Turkish central bank head Murat Uysal has stuck to the rate-cutting script since President Recep Tayyip Erdoğan hired him to lift Turkey out of a recession and currency crisis, Reuters reported.
A year later with the COVID-19 pandemic now crushing the lira, some traders and analysts say they think Uysal will instead hike rates to head off a deeper crisis.
Erdoğan, whose 17 years in power have been marked by cheap credit and booming growth, has repeated the unorthodox view that high rates cause inflation and sacked Uysal’s predecessor for not following his instructions.
Investors, analysts and sources close to Turkey’s central bank say the most direct solution to the lira’s costly slide, in the form of a rate hike, would only happen as a last resort.
After the central bank slashed rates to 8.25 percent from 24 percent in less than a year, such a quick policy turn-around would likely need the government’s tacit approval, analysts say.
Nevertheless, money market traders have been adding to bets in recent days that Uysal, who halted an aggressive year-long easing cycle in June, has little choice but to tighten policy soon to avoid a second currency crisis in as many years.
The lira hit a historic low on Thursday and is down nearly 20 percent versus the dollar so far this year, despite the greenback’s own weak performance.
While the central bank’s policy rate is 8.25 percent, the November money market pricing for three-month lending is at 10.75 percent, implying 250 basis points of tightening by year-end.
Some fear that in a worst-case scenario, interventions to stabilize the lira will lose steam as the central bank’s reserves run thin, prompting further depreciation, inflation and a ballooning current account deficit.
Turkish annual inflation is high at near 12 percent, leaving real rates deeply negative for depositors in lira, a factor which has hastened the currency’s slide.
But after two weeks of volatility, Goldman Sachs now expects 175 points of hikes by year end.
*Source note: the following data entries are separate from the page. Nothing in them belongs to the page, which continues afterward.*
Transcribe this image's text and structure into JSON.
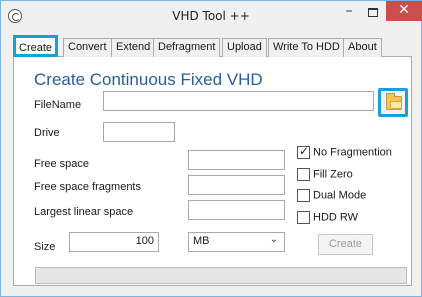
{
  "window": {
    "title": "VHD Tool ++"
  },
  "tabs": [
    "Create",
    "Convert",
    "Extend",
    "Defragment",
    "Upload",
    "Write To HDD",
    "About"
  ],
  "active_tab": "Create",
  "form": {
    "heading": "Create Continuous Fixed VHD",
    "filename_label": "FileName",
    "filename_value": "",
    "drive_label": "Drive",
    "drive_value": "",
    "free_space_label": "Free space",
    "free_space_value": "",
    "free_fragments_label": "Free space fragments",
    "free_fragments_value": "",
    "largest_linear_label": "Largest linear space",
    "largest_linear_value": "",
    "size_label": "Size",
    "size_value": "100",
    "unit_selected": "MB",
    "create_button": "Create",
    "progress_percent": 0
  },
  "options": [
    {
      "label": "No Fragmention",
      "checked": true
    },
    {
      "label": "Fill Zero",
      "checked": false
    },
    {
      "label": "Dual Mode",
      "checked": false
    },
    {
      "label": "HDD RW",
      "checked": false
    }
  ],
  "colors": {
    "accent_highlight": "#18a0d8",
    "heading": "#2c5c9a",
    "close_button": "#c7504a"
  }
}
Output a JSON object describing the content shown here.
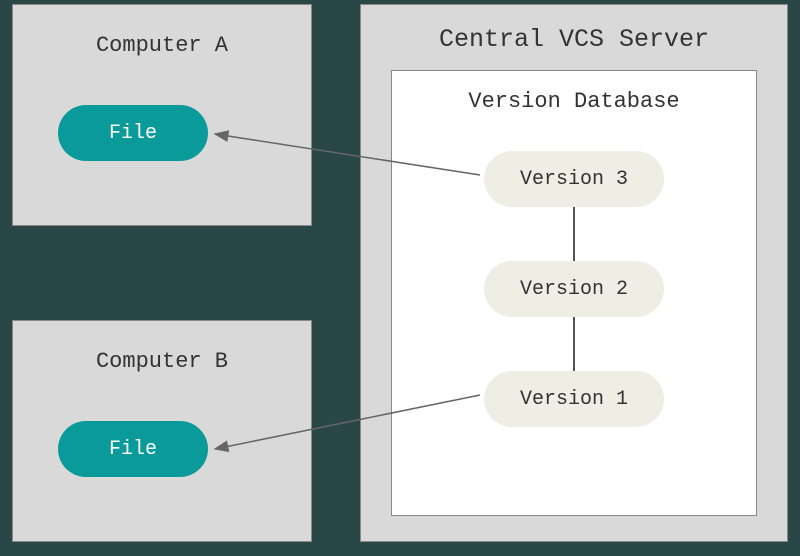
{
  "computer_a": {
    "title": "Computer A",
    "file_label": "File"
  },
  "computer_b": {
    "title": "Computer B",
    "file_label": "File"
  },
  "server": {
    "title": "Central VCS Server",
    "database": {
      "title": "Version Database",
      "versions": [
        "Version 3",
        "Version 2",
        "Version 1"
      ]
    }
  },
  "colors": {
    "panel_bg": "#d9d9d9",
    "file_pill": "#0b9a9a",
    "version_pill": "#eeeee4",
    "page_bg": "#2a4747"
  }
}
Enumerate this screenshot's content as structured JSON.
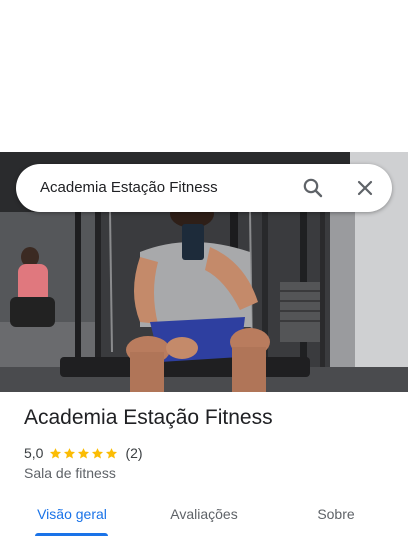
{
  "search": {
    "query": "Academia Estação Fitness"
  },
  "place": {
    "name": "Academia Estação Fitness",
    "rating": "5,0",
    "stars": 5,
    "review_count": "(2)",
    "category": "Sala de fitness"
  },
  "tabs": [
    {
      "label": "Visão geral",
      "active": true
    },
    {
      "label": "Avaliações",
      "active": false
    },
    {
      "label": "Sobre",
      "active": false
    }
  ],
  "icons": {
    "search": "search-icon",
    "close": "close-icon",
    "star": "star-icon"
  },
  "colors": {
    "accent": "#1a73e8",
    "star": "#fbbc04",
    "title": "#202124",
    "secondary": "#5f6368"
  }
}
Pictet’s Markov said Turkey boasts the biggest gap among major emerging markets between the current policy rate and where it should be based on inflation and other factors.
The central bank’s gross FX reserves have dwindled to $51 billion from $81 billion this year, official figures show.
Data and the calculations of traders show the drop is in part due to the central bank and state banks selling some $110 billion in dollars since last year, including an acceleration in recent weeks, to stabilize the lira.
Ankara’s appeals for funding from the US Federal Reserve and other central banks have only yielded a deal with Qatar.